Once every line containing "Energy" has been counted, report the total for the data and nothing else.

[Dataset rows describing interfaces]
__________________________________________________
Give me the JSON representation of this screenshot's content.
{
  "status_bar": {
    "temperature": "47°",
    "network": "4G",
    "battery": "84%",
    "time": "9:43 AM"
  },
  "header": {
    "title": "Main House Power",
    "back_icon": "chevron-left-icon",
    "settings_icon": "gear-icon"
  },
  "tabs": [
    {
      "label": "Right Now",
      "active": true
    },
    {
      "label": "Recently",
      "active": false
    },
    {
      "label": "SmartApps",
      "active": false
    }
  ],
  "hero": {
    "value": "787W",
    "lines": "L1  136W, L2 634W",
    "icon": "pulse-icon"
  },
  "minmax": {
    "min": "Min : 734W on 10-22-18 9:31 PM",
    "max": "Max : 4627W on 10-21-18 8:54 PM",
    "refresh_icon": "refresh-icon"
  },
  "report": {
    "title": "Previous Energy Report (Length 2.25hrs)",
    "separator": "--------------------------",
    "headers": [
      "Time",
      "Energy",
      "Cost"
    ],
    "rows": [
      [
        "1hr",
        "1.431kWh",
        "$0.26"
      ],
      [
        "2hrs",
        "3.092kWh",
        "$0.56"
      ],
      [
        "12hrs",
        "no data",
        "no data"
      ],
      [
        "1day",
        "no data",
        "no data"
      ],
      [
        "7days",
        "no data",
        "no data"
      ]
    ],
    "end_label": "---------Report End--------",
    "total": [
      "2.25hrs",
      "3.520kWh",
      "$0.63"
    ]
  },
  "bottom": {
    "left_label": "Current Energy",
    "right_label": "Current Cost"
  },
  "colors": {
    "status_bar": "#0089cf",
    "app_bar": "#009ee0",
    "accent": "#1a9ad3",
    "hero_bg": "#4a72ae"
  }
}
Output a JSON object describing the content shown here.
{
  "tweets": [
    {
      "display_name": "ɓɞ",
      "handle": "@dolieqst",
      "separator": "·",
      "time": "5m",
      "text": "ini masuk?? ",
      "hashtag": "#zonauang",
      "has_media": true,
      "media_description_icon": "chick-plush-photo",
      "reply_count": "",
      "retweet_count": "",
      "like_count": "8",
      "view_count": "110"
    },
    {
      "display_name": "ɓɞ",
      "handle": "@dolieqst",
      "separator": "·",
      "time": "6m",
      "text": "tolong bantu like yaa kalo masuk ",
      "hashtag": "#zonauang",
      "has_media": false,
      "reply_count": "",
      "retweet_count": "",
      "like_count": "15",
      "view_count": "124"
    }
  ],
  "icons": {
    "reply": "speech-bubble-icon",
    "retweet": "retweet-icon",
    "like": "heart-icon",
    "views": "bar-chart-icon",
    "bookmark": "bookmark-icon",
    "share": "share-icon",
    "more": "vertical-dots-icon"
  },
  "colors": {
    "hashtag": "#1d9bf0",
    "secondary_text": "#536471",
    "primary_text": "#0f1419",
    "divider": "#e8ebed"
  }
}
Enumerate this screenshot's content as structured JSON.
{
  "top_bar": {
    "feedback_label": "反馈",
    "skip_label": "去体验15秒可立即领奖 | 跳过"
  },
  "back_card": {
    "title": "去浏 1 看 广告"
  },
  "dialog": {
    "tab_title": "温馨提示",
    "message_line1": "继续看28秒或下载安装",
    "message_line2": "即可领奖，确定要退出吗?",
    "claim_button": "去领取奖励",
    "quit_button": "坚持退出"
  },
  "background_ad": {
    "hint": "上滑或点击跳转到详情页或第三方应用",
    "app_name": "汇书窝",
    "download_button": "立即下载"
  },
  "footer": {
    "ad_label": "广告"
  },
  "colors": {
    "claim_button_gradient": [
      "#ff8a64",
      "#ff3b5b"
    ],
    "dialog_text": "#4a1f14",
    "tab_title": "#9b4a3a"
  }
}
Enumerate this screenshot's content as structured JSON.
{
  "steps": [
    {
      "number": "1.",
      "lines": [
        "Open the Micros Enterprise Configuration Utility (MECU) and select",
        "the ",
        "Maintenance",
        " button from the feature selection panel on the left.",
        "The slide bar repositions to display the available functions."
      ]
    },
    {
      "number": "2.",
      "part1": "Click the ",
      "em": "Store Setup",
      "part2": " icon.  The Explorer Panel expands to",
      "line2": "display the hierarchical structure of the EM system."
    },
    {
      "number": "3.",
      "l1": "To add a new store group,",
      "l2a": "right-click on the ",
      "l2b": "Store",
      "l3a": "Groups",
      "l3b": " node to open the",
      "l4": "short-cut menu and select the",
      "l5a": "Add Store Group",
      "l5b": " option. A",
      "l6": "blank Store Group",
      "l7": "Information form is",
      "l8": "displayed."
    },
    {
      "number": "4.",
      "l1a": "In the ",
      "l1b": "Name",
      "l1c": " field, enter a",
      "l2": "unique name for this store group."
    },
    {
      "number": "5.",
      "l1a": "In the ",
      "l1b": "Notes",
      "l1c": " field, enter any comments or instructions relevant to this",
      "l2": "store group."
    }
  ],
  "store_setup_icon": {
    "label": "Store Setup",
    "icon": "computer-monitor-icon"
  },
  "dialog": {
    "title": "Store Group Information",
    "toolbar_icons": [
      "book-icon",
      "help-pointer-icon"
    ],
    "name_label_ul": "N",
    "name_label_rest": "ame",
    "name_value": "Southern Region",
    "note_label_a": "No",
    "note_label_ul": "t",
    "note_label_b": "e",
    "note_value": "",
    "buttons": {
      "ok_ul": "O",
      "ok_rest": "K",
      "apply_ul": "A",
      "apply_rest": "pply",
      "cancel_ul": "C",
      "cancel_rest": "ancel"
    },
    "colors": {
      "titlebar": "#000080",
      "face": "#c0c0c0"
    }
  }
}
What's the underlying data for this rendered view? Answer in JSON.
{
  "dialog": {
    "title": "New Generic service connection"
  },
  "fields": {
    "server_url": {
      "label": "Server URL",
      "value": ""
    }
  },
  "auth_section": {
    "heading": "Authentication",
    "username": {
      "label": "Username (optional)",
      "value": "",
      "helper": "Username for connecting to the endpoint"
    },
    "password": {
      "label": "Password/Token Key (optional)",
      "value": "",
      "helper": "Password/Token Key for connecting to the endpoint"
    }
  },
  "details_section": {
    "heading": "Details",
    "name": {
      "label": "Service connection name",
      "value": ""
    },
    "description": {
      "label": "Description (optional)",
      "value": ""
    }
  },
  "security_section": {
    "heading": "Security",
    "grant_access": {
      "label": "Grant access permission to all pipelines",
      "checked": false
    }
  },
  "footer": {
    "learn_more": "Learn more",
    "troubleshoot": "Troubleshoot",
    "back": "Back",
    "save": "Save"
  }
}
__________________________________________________
Problem solution: 3